• Problem statement
Count the lines in the records below that contain the word "JSON", and give only that count.

• Source data
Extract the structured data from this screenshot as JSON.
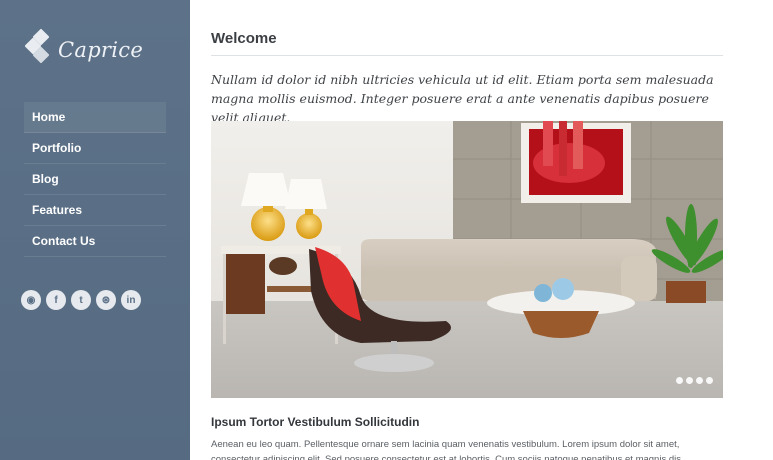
{
  "brand": {
    "name": "Caprice"
  },
  "nav": {
    "items": [
      {
        "label": "Home",
        "active": true
      },
      {
        "label": "Portfolio"
      },
      {
        "label": "Blog"
      },
      {
        "label": "Features"
      },
      {
        "label": "Contact Us"
      }
    ]
  },
  "social": [
    {
      "icon": "rss-icon",
      "glyph": "◉"
    },
    {
      "icon": "facebook-icon",
      "glyph": "f"
    },
    {
      "icon": "twitter-icon",
      "glyph": "t"
    },
    {
      "icon": "dribbble-icon",
      "glyph": "⊛"
    },
    {
      "icon": "linkedin-icon",
      "glyph": "in"
    }
  ],
  "main": {
    "title": "Welcome",
    "intro": "Nullam id dolor id nibh ultricies vehicula ut id elit. Etiam porta sem malesuada magna mollis euismod. Integer posuere erat a ante venenatis dapibus posuere velit aliquet.",
    "slider": {
      "slides": 4,
      "active": 1
    },
    "post_title": "Ipsum Tortor Vestibulum Sollicitudin",
    "post_body": "Aenean eu leo quam. Pellentesque ornare sem lacinia quam venenatis vestibulum. Lorem ipsum dolor sit amet, consectetur adipiscing elit. Sed posuere consectetur est at lobortis. Cum sociis natoque penatibus et magnis dis"
  },
  "colors": {
    "sidebar": "#5c7189",
    "text": "#3b3f44"
  }
}
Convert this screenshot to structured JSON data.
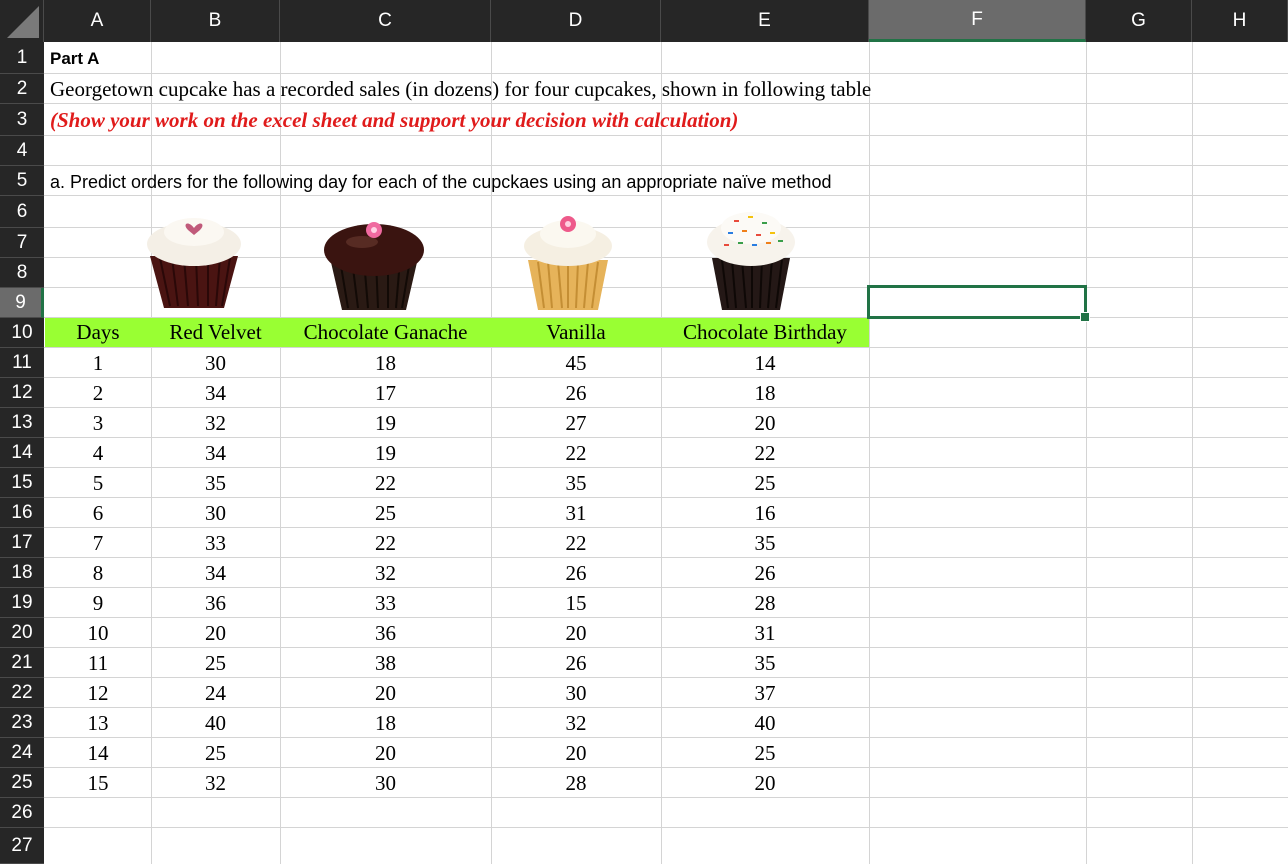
{
  "columns": [
    "A",
    "B",
    "C",
    "D",
    "E",
    "F",
    "G",
    "H"
  ],
  "rows": [
    "1",
    "2",
    "3",
    "4",
    "5",
    "6",
    "7",
    "8",
    "9",
    "10",
    "11",
    "12",
    "13",
    "14",
    "15",
    "16",
    "17",
    "18",
    "19",
    "20",
    "21",
    "22",
    "23",
    "24",
    "25",
    "26",
    "27"
  ],
  "selected_cell": "F9",
  "text": {
    "a1": "Part A",
    "a2": "Georgetown cupcake has a recorded sales (in dozens) for four cupcakes, shown in following table",
    "a3": "(Show your work on the excel sheet and support your decision with calculation)",
    "a5": "a. Predict orders for the following day for each of the cupckaes using an appropriate naïve method"
  },
  "table": {
    "headers": [
      "Days",
      "Red Velvet",
      "Chocolate Ganache",
      "Vanilla",
      "Chocolate Birthday"
    ],
    "rows": [
      [
        "1",
        "30",
        "18",
        "45",
        "14"
      ],
      [
        "2",
        "34",
        "17",
        "26",
        "18"
      ],
      [
        "3",
        "32",
        "19",
        "27",
        "20"
      ],
      [
        "4",
        "34",
        "19",
        "22",
        "22"
      ],
      [
        "5",
        "35",
        "22",
        "35",
        "25"
      ],
      [
        "6",
        "30",
        "25",
        "31",
        "16"
      ],
      [
        "7",
        "33",
        "22",
        "22",
        "35"
      ],
      [
        "8",
        "34",
        "32",
        "26",
        "26"
      ],
      [
        "9",
        "36",
        "33",
        "15",
        "28"
      ],
      [
        "10",
        "20",
        "36",
        "20",
        "31"
      ],
      [
        "11",
        "25",
        "38",
        "26",
        "35"
      ],
      [
        "12",
        "24",
        "20",
        "30",
        "37"
      ],
      [
        "13",
        "40",
        "18",
        "32",
        "40"
      ],
      [
        "14",
        "25",
        "20",
        "20",
        "25"
      ],
      [
        "15",
        "32",
        "30",
        "28",
        "20"
      ]
    ]
  },
  "images": [
    "red-velvet-cupcake",
    "chocolate-ganache-cupcake",
    "vanilla-cupcake",
    "chocolate-birthday-cupcake"
  ],
  "colors": {
    "header_bg": "#99ff33",
    "accent": "#217346",
    "red_text": "#e01b1b"
  }
}
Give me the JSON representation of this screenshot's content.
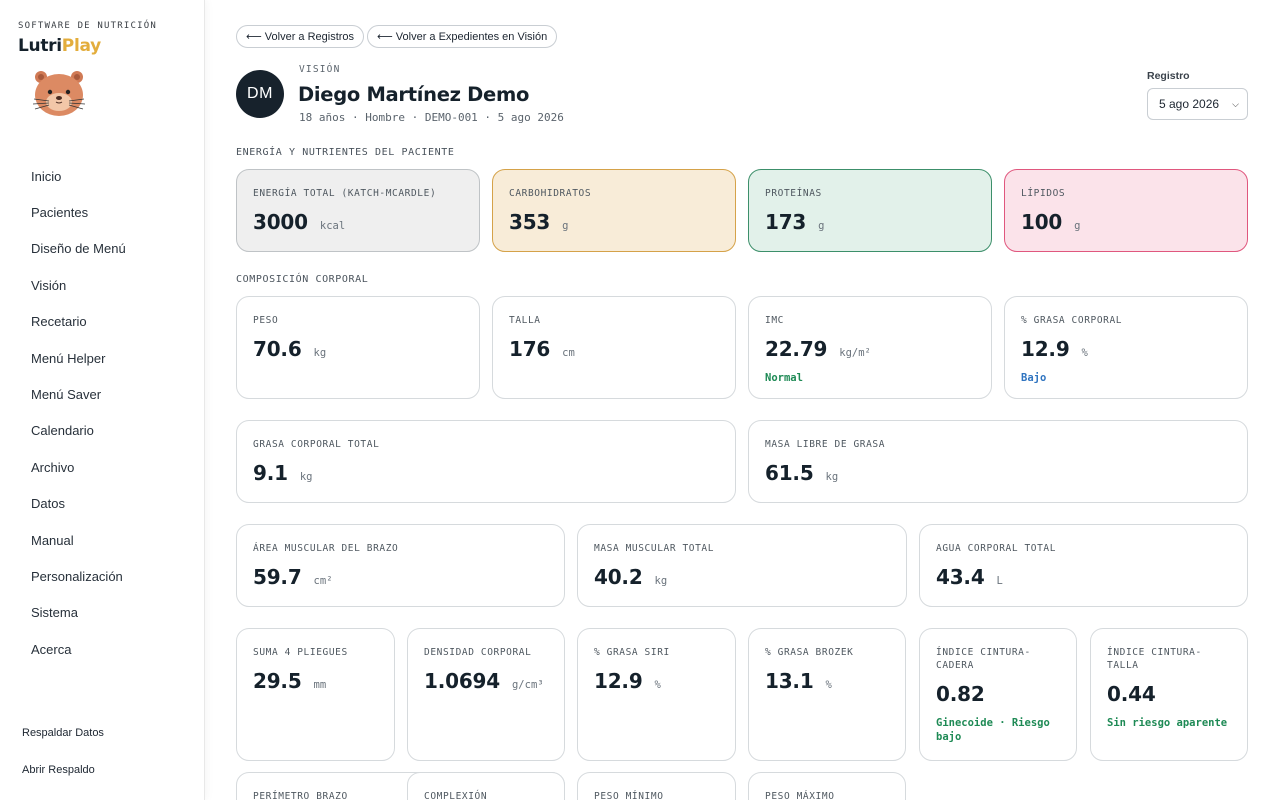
{
  "sidebar": {
    "tagline": "SOFTWARE DE NUTRICIÓN",
    "brand_part1": "Lutri",
    "brand_part2": "Play",
    "items": [
      {
        "label": "Inicio"
      },
      {
        "label": "Pacientes"
      },
      {
        "label": "Diseño de Menú"
      },
      {
        "label": "Visión"
      },
      {
        "label": "Recetario"
      },
      {
        "label": "Menú Helper"
      },
      {
        "label": "Menú Saver"
      },
      {
        "label": "Calendario"
      },
      {
        "label": "Archivo"
      },
      {
        "label": "Datos"
      },
      {
        "label": "Manual"
      },
      {
        "label": "Personalización"
      },
      {
        "label": "Sistema"
      },
      {
        "label": "Acerca"
      }
    ],
    "backup_label": "Respaldar Datos",
    "open_backup_label": "Abrir Respaldo"
  },
  "header": {
    "back_records": "Volver a Registros",
    "back_files": "Volver a Expedientes en Visión",
    "arrow": "⟵",
    "section": "VISIÓN",
    "avatar_initials": "DM",
    "patient_name": "Diego Martínez Demo",
    "patient_meta": "18 años · Hombre · DEMO-001 · 5 ago 2026",
    "registro_label": "Registro",
    "registro_value": "5 ago 2026",
    "chevron": "⌄"
  },
  "energy_section": {
    "title": "ENERGÍA Y NUTRIENTES DEL PACIENTE",
    "cards": [
      {
        "label": "ENERGÍA TOTAL (KATCH-MCARDLE)",
        "value": "3000",
        "unit": "kcal"
      },
      {
        "label": "CARBOHIDRATOS",
        "value": "353",
        "unit": "g"
      },
      {
        "label": "PROTEÍNAS",
        "value": "173",
        "unit": "g"
      },
      {
        "label": "LÍPIDOS",
        "value": "100",
        "unit": "g"
      }
    ]
  },
  "body_section": {
    "title": "COMPOSICIÓN CORPORAL",
    "row1": [
      {
        "label": "PESO",
        "value": "70.6",
        "unit": "kg",
        "note": ""
      },
      {
        "label": "TALLA",
        "value": "176",
        "unit": "cm",
        "note": ""
      },
      {
        "label": "IMC",
        "value": "22.79",
        "unit": "kg/m²",
        "note": "Normal"
      },
      {
        "label": "% GRASA CORPORAL",
        "value": "12.9",
        "unit": "%",
        "note": "Bajo"
      }
    ],
    "row2": [
      {
        "label": "GRASA CORPORAL TOTAL",
        "value": "9.1",
        "unit": "kg"
      },
      {
        "label": "MASA LIBRE DE GRASA",
        "value": "61.5",
        "unit": "kg"
      }
    ],
    "row3": [
      {
        "label": "ÁREA MUSCULAR DEL BRAZO",
        "value": "59.7",
        "unit": "cm²"
      },
      {
        "label": "MASA MUSCULAR TOTAL",
        "value": "40.2",
        "unit": "kg"
      },
      {
        "label": "AGUA CORPORAL TOTAL",
        "value": "43.4",
        "unit": "L"
      }
    ],
    "row4": [
      {
        "label": "SUMA 4 PLIEGUES",
        "value": "29.5",
        "unit": "mm",
        "note": ""
      },
      {
        "label": "DENSIDAD CORPORAL",
        "value": "1.0694",
        "unit": "g/cm³",
        "note": ""
      },
      {
        "label": "% GRASA SIRI",
        "value": "12.9",
        "unit": "%",
        "note": ""
      },
      {
        "label": "% GRASA BROZEK",
        "value": "13.1",
        "unit": "%",
        "note": ""
      },
      {
        "label": "ÍNDICE CINTURA-CADERA",
        "value": "0.82",
        "unit": "",
        "note": "Ginecoide · Riesgo bajo"
      },
      {
        "label": "ÍNDICE CINTURA-TALLA",
        "value": "0.44",
        "unit": "",
        "note": "Sin riesgo aparente"
      }
    ],
    "row5": [
      {
        "label": "PERÍMETRO BRAZO"
      },
      {
        "label": "COMPLEXIÓN"
      },
      {
        "label": "PESO MÍNIMO"
      },
      {
        "label": "PESO MÁXIMO"
      }
    ]
  },
  "colors": {
    "brand_accent": "#e3ad3c",
    "status_normal": "#1e8a55",
    "status_low": "#2f74c0",
    "status_green": "#1e8a55"
  }
}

• Task solution
3